▸ Aim of the exercise
The data should be printed again, exactly.

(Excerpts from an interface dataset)
· · · ·

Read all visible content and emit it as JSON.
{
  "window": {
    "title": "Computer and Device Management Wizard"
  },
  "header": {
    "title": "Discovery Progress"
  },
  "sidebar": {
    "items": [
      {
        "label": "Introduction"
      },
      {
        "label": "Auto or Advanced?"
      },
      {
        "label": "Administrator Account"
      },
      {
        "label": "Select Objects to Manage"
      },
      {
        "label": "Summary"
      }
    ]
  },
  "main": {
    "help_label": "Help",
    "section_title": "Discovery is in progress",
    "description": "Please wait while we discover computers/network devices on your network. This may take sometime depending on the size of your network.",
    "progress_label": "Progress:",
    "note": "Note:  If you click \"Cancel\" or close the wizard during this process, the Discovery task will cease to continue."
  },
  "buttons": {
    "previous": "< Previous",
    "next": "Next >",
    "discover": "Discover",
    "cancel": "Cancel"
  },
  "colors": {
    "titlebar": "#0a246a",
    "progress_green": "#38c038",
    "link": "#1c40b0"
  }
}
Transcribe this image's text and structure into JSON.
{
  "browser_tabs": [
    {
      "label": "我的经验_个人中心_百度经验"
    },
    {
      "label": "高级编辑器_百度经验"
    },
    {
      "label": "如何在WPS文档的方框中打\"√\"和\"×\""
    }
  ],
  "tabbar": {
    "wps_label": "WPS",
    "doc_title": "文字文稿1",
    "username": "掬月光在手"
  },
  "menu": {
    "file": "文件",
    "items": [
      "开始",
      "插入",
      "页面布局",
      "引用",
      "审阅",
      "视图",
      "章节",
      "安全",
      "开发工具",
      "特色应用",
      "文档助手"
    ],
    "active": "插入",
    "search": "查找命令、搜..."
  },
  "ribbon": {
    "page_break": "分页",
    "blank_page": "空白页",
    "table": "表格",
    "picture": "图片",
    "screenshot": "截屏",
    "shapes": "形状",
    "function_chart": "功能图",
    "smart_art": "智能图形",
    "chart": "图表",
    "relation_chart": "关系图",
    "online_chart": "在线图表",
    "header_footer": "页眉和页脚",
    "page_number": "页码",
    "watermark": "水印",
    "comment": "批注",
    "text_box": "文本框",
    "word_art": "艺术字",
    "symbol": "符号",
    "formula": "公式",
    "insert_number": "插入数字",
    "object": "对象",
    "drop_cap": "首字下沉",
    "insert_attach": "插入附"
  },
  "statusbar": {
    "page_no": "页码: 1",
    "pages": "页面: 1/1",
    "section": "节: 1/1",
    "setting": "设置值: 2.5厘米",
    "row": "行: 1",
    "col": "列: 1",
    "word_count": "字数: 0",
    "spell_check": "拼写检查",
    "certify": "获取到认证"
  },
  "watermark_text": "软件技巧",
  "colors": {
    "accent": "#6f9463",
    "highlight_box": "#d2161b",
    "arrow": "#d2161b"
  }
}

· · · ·

▸ Solution below
Read all visible content and emit it as JSON.
{
  "window": {
    "title": "Computer and Device Management Wizard"
  },
  "header": {
    "title": "Discovery Progress"
  },
  "sidebar": {
    "items": [
      {
        "label": "Introduction"
      },
      {
        "label": "Auto or Advanced?"
      },
      {
        "label": "Administrator Account"
      },
      {
        "label": "Select Objects to Manage"
      },
      {
        "label": "Summary"
      }
    ]
  },
  "main": {
    "help_label": "Help",
    "section_title": "Discovery is in progress",
    "description": "Please wait while we discover computers/network devices on your network. This may take sometime depending on the size of your network.",
    "progress_label": "Progress:",
    "note": "Note:  If you click \"Cancel\" or close the wizard during this process, the Discovery task will cease to continue."
  },
  "buttons": {
    "previous": "< Previous",
    "next": "Next >",
    "discover": "Discover",
    "cancel": "Cancel"
  },
  "colors": {
    "titlebar": "#0a246a",
    "progress_green": "#38c038",
    "link": "#1c40b0"
  }
}
Transcribe this image's text and structure into JSON.
{
  "browser_tabs": [
    {
      "label": "我的经验_个人中心_百度经验"
    },
    {
      "label": "高级编辑器_百度经验"
    },
    {
      "label": "如何在WPS文档的方框中打\"√\"和\"×\""
    }
  ],
  "tabbar": {
    "wps_label": "WPS",
    "doc_title": "文字文稿1",
    "username": "掬月光在手"
  },
  "menu": {
    "file": "文件",
    "items": [
      "开始",
      "插入",
      "页面布局",
      "引用",
      "审阅",
      "视图",
      "章节",
      "安全",
      "开发工具",
      "特色应用",
      "文档助手"
    ],
    "active": "插入",
    "search": "查找命令、搜..."
  },
  "ribbon": {
    "page_break": "分页",
    "blank_page": "空白页",
    "table": "表格",
    "picture": "图片",
    "screenshot": "截屏",
    "shapes": "形状",
    "function_chart": "功能图",
    "smart_art": "智能图形",
    "chart": "图表",
    "relation_chart": "关系图",
    "online_chart": "在线图表",
    "header_footer": "页眉和页脚",
    "page_number": "页码",
    "watermark": "水印",
    "comment": "批注",
    "text_box": "文本框",
    "word_art": "艺术字",
    "symbol": "符号",
    "formula": "公式",
    "insert_number": "插入数字",
    "object": "对象",
    "drop_cap": "首字下沉",
    "insert_attach": "插入附"
  },
  "statusbar": {
    "page_no": "页码: 1",
    "pages": "页面: 1/1",
    "section": "节: 1/1",
    "setting": "设置值: 2.5厘米",
    "row": "行: 1",
    "col": "列: 1",
    "word_count": "字数: 0",
    "spell_check": "拼写检查",
    "certify": "获取到认证"
  },
  "watermark_text": "软件技巧",
  "colors": {
    "accent": "#6f9463",
    "highlight_box": "#d2161b",
    "arrow": "#d2161b"
  }
}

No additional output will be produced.